## AIM OF THE TASK
Work out how many lines in the records below include the string "return", and reply with that number alone.

## PROVIDED DATA
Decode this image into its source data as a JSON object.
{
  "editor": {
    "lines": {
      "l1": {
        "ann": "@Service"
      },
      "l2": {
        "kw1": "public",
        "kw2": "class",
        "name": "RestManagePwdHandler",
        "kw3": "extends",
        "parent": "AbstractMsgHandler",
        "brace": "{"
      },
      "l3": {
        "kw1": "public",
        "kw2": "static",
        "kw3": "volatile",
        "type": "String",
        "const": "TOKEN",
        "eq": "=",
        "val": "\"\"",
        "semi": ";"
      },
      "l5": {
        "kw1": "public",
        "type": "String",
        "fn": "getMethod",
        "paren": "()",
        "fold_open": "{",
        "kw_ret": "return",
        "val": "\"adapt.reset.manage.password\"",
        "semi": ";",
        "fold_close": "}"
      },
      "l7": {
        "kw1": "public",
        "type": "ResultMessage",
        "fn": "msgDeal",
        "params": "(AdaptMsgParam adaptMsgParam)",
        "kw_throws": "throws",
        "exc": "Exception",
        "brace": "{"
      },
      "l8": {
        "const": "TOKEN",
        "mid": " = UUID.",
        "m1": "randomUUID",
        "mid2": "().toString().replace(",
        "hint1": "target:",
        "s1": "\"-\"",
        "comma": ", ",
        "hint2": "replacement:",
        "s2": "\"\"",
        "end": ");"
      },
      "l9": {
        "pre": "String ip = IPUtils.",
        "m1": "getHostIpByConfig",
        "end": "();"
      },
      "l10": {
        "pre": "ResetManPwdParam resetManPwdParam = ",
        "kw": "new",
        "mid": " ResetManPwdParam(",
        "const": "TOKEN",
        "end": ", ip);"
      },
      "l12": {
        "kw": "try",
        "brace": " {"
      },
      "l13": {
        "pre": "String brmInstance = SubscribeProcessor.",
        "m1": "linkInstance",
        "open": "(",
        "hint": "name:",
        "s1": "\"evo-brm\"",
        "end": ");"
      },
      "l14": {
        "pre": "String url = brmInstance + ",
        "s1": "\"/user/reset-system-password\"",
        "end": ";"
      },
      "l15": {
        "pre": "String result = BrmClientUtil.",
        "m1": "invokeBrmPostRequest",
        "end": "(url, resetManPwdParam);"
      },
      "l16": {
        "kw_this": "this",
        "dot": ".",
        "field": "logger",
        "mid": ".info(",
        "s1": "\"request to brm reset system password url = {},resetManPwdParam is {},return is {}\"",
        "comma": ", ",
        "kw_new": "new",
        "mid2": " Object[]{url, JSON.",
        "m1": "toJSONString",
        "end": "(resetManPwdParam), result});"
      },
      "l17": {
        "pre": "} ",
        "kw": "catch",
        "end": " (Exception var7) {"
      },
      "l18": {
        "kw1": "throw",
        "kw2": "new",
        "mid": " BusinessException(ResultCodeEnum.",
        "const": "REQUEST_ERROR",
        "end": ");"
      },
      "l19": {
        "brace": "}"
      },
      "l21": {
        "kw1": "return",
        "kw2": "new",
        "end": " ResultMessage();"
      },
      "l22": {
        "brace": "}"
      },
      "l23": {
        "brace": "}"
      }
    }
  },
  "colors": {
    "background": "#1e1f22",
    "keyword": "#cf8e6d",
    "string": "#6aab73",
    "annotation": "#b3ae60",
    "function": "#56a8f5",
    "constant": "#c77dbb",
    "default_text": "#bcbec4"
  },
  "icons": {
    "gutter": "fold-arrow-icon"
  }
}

## ANSWER BOX
3